Taxes increases that have no relationship to the fiscal cliff include:
- There is a new 3.8% tax on investment income for individuals making more than $200,000 or couples above $250,000.
- An additional 0.9% Medicare payroll tax will come into effect for incomes over $200,000 (couples above $250,000).
- Medical device sales to doctors and hospitals will be subject to a new federal sales tax of 2.3%.
- An indirect tax increase because of lower limits ($2,500, indexed) for medical flexioble spending accounts. The former limit was $5,000.
Additional new taxes kick-in in 2014, again related to healthcare:
- Annual fees paid by insurance companies which will amount to $8 billion in the first year.
- Penalties of $2,000 per employee (above 30) for companies with 50 or more employees which do not offer healthcare insurance if just one of the employees receives government subsidized coverage.
Other changes in the tax code that may come up for consideration in 2013 include the tax free status of employer paid healthcare plans. From Ricardo Alonzo-Zaldivar, Associated Press:
…about half of Americans benefit from the tax-free status of employer health insurance. Workers pay no income or payroll taxes on what their employer contributes for health insurance, and in most cases on their own share of premiums as well.

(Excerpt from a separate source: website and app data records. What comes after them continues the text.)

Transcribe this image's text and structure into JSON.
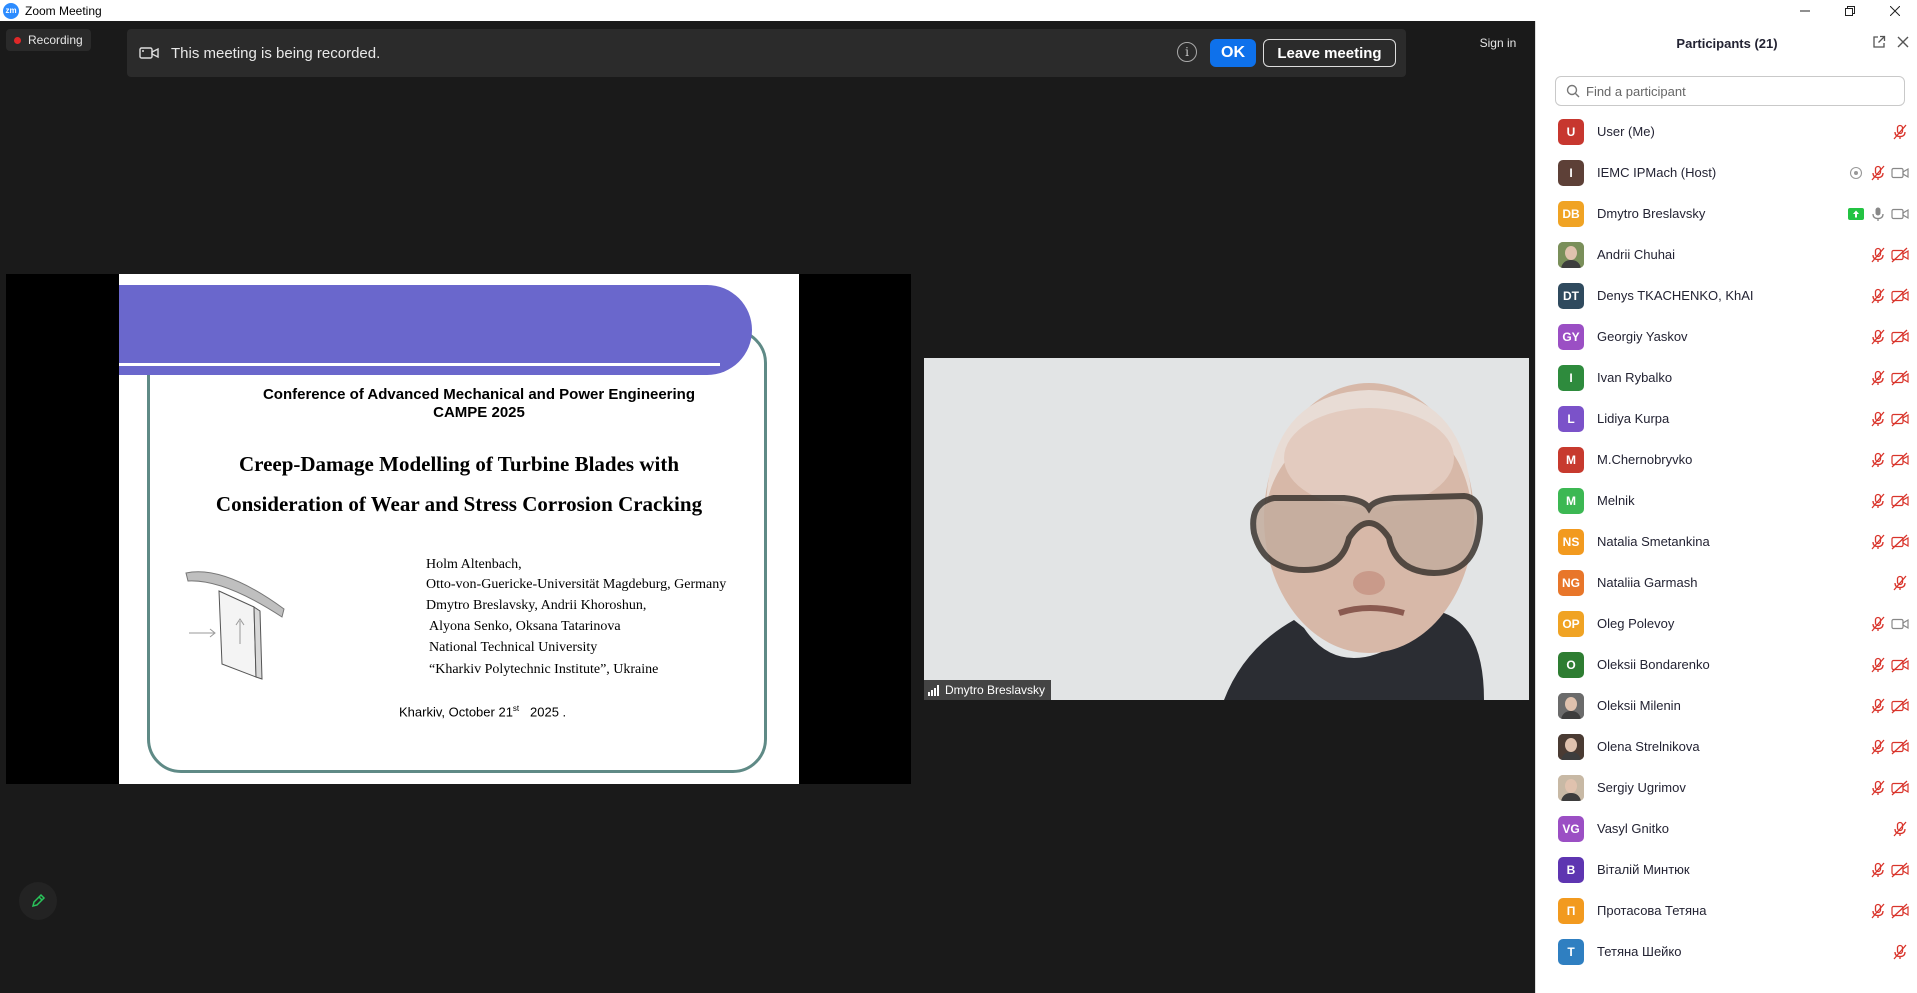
{
  "window": {
    "title": "Zoom Meeting",
    "logo": "zm"
  },
  "recording": {
    "label": "Recording"
  },
  "banner": {
    "message": "This meeting is being recorded.",
    "ok": "OK",
    "leave": "Leave meeting",
    "info": "i"
  },
  "signin": "Sign in",
  "slide": {
    "conf_line1": "Conference of Advanced Mechanical and Power Engineering",
    "conf_line2": "CAMPE 2025",
    "title_line1": "Creep-Damage Modelling of Turbine Blades with",
    "title_line2": "Consideration of Wear and Stress Corrosion Cracking",
    "authors": [
      "Holm Altenbach,",
      "Otto-von-Guericke-Universität Magdeburg, Germany",
      "Dmytro Breslavsky, Andrii Khoroshun,",
      "Alyona Senko, Oksana Tatarinova",
      "National Technical University",
      "“Kharkiv Polytechnic Institute”, Ukraine"
    ],
    "date_city": "Kharkiv, October 21",
    "date_sup": "st",
    "date_year": "2025 ."
  },
  "video": {
    "name": "Dmytro Breslavsky"
  },
  "participants": {
    "title": "Participants (21)",
    "search_placeholder": "Find a participant",
    "list": [
      {
        "name": "User (Me)",
        "initials": "U",
        "color": "#c7372f",
        "icons": [
          "mic-muted"
        ]
      },
      {
        "name": "IEMC IPMach (Host)",
        "initials": "I",
        "color": "#5d4037",
        "icons": [
          "record",
          "mic-muted",
          "video"
        ]
      },
      {
        "name": "Dmytro Breslavsky",
        "initials": "DB",
        "color": "#f0a324",
        "icons": [
          "share",
          "mic",
          "video"
        ]
      },
      {
        "name": "Andrii Chuhai",
        "initials": "",
        "color": "#7a8f5a",
        "photo": true,
        "icons": [
          "mic-muted",
          "video-off"
        ]
      },
      {
        "name": "Denys TKACHENKO, KhAI",
        "initials": "DT",
        "color": "#2f4a5e",
        "icons": [
          "mic-muted",
          "video-off"
        ]
      },
      {
        "name": "Georgiy Yaskov",
        "initials": "GY",
        "color": "#9b4fc4",
        "icons": [
          "mic-muted",
          "video-off"
        ]
      },
      {
        "name": "Ivan Rybalko",
        "initials": "I",
        "color": "#2e8b3d",
        "icons": [
          "mic-muted",
          "video-off"
        ]
      },
      {
        "name": "Lidiya Kurpa",
        "initials": "L",
        "color": "#7b52c9",
        "icons": [
          "mic-muted",
          "video-off"
        ]
      },
      {
        "name": "M.Chernobryvko",
        "initials": "M",
        "color": "#c73a2e",
        "icons": [
          "mic-muted",
          "video-off"
        ]
      },
      {
        "name": "Melnik",
        "initials": "M",
        "color": "#3cb853",
        "icons": [
          "mic-muted",
          "video-off"
        ]
      },
      {
        "name": "Natalia Smetankina",
        "initials": "NS",
        "color": "#f29a1f",
        "icons": [
          "mic-muted",
          "video-off"
        ]
      },
      {
        "name": "Nataliia Garmash",
        "initials": "NG",
        "color": "#e8762a",
        "icons": [
          "mic-muted"
        ]
      },
      {
        "name": "Oleg Polevoy",
        "initials": "OP",
        "color": "#f0a324",
        "icons": [
          "mic-muted",
          "video"
        ]
      },
      {
        "name": "Oleksii Bondarenko",
        "initials": "O",
        "color": "#2e7d32",
        "icons": [
          "mic-muted",
          "video-off"
        ]
      },
      {
        "name": "Oleksii Milenin",
        "initials": "",
        "color": "#6b6b6b",
        "photo": true,
        "icons": [
          "mic-muted",
          "video-off"
        ]
      },
      {
        "name": "Olena Strelnikova",
        "initials": "",
        "color": "#4a3b33",
        "photo": true,
        "icons": [
          "mic-muted",
          "video-off"
        ]
      },
      {
        "name": "Sergiy Ugrimov",
        "initials": "",
        "color": "#c8b9a5",
        "photo": true,
        "icons": [
          "mic-muted",
          "video-off"
        ]
      },
      {
        "name": "Vasyl Gnitko",
        "initials": "VG",
        "color": "#9b4fc4",
        "icons": [
          "mic-muted"
        ]
      },
      {
        "name": "Віталій Минтюк",
        "initials": "В",
        "color": "#5e35b1",
        "icons": [
          "mic-muted",
          "video-off"
        ]
      },
      {
        "name": "Протасова Тетяна",
        "initials": "П",
        "color": "#f29a1f",
        "icons": [
          "mic-muted",
          "video-off"
        ]
      },
      {
        "name": "Тетяна Шейко",
        "initials": "Т",
        "color": "#2f7fc1",
        "icons": [
          "mic-muted"
        ]
      }
    ]
  }
}
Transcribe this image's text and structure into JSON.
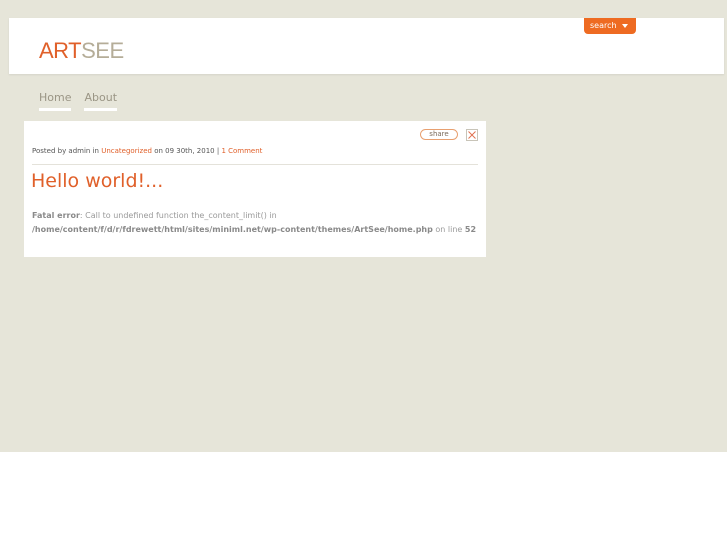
{
  "header": {
    "logo_part1": "ART",
    "logo_part2": "SEE",
    "search_label": "search"
  },
  "nav": {
    "items": [
      {
        "label": "Home"
      },
      {
        "label": "About"
      }
    ]
  },
  "post": {
    "share_label": "share",
    "meta": {
      "prefix": "Posted by admin in",
      "category": "Uncategorized",
      "date_text": "on 09 30th, 2010 |",
      "comments": "1 Comment"
    },
    "title": "Hello world!...",
    "error": {
      "label": "Fatal error",
      "message": ": Call to undefined function the_content_limit() in",
      "path": "/home/content/f/d/r/fdrewett/html/sites/miniml.net/wp-content/themes/ArtSee/home.php",
      "on_line": "on line",
      "line_number": "52"
    }
  },
  "colors": {
    "accent": "#e0602a",
    "background": "#e6e5d9",
    "search_tab": "#ee6b22"
  }
}
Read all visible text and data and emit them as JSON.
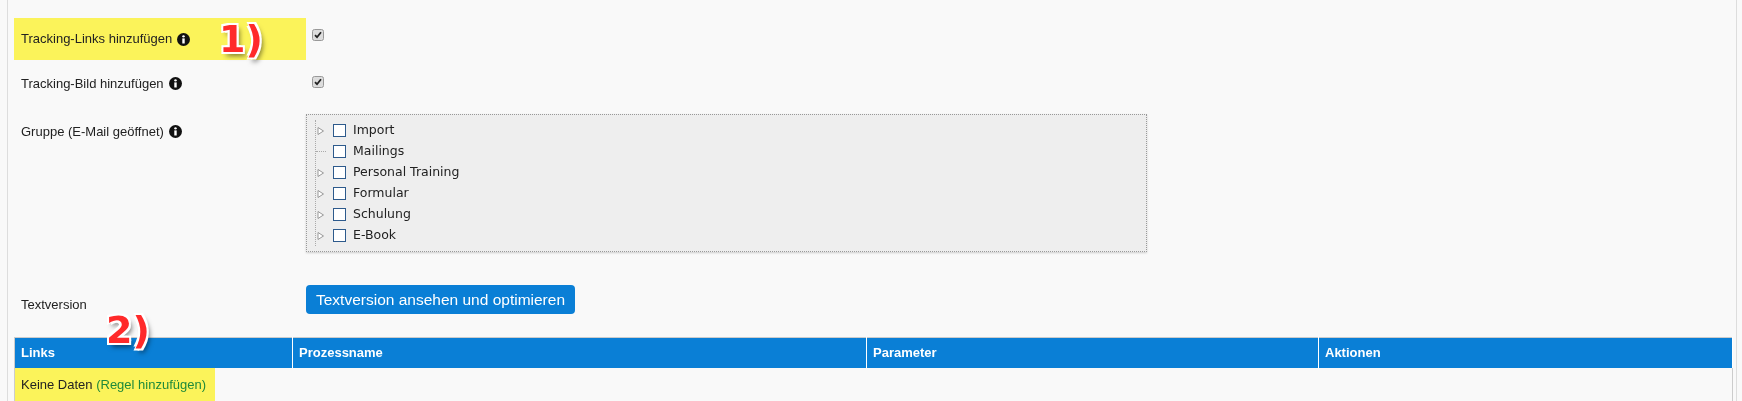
{
  "settings": [
    {
      "label": "Tracking-Links hinzufügen",
      "info": true,
      "highlighted": true,
      "annotation": "1)",
      "kind": "checkbox",
      "checked": true
    },
    {
      "label": "Tracking-Bild hinzufügen",
      "info": true,
      "highlighted": false,
      "kind": "checkbox",
      "checked": true
    },
    {
      "label": "Gruppe (E-Mail geöffnet)",
      "info": true,
      "highlighted": false,
      "kind": "tree",
      "tree": [
        {
          "label": "Import",
          "expandable": true,
          "checked": false
        },
        {
          "label": "Mailings",
          "expandable": false,
          "checked": false
        },
        {
          "label": "Personal Training",
          "expandable": true,
          "checked": false
        },
        {
          "label": "Formular",
          "expandable": true,
          "checked": false
        },
        {
          "label": "Schulung",
          "expandable": true,
          "checked": false
        },
        {
          "label": "E-Book",
          "expandable": true,
          "checked": false
        }
      ]
    },
    {
      "label": "Textversion",
      "info": false,
      "highlighted": false,
      "kind": "button",
      "button": "Textversion ansehen und optimieren"
    }
  ],
  "table": {
    "columns": [
      "Links",
      "Prozessname",
      "Parameter",
      "Aktionen"
    ],
    "empty_text": "Keine Daten",
    "empty_link": "(Regel hinzufügen)",
    "highlighted": true,
    "annotation": "2)"
  }
}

It’s the single biggest tax break the government allows, outstripping the mortgage interest deduction, the deduction for charitable giving and other better-known benefits. If the value of job-based health insurance were taxed like regular income, it would raise nearly $150 billion in 2013, according to congressional estimates. By comparison, wiping away the mortgage interest deduction would bring in only about $90 billion.
“If you are looking to raise revenue to pay for tax reform, that is the biggest pot of money of all,” said Martin Sullivan, chief economist with Tax Analysts, a nonpartisan publisher of tax information.
It’s hard to see how lawmakers can avoid touching health insurance if they want to eliminate loopholes and curtail deductions so as to raise revenue and lower tax rates. Congress probably wouldn’t do away with the health care tax break, but limit it in some form. Such limits could be keyed to the cost of a particular health insurance plan, the income level of taxpayers or a combination.
Many economists think some kind of limit would be a good thing because it would force consumers to watch costs, and that could help keep health care spending in check. Obama’s health law took a tentative step toward limits by imposing a tax on high-value health insurance plans. But that doesn’t start until 2018.
In addition to tax increases to offset rising government expenditures for healthcare, retirees will be exposed to higher Medicare premiums. A change to the Medicare law under President G. W. Bush is ratcheting up premiums paid by higher income Medicare participants According to
- Health care tax hikes for 2013 may be just a start (Ricardo Alonzo-Zaldivar, Associated Press, Yahoo News)
- Partial list of taxes and fees in health overhaul (The Associated Press, Yahoo News)
- Medicare Tax and the Unearned Income Medicare Contribution Tax (William Perez, About.com Guide)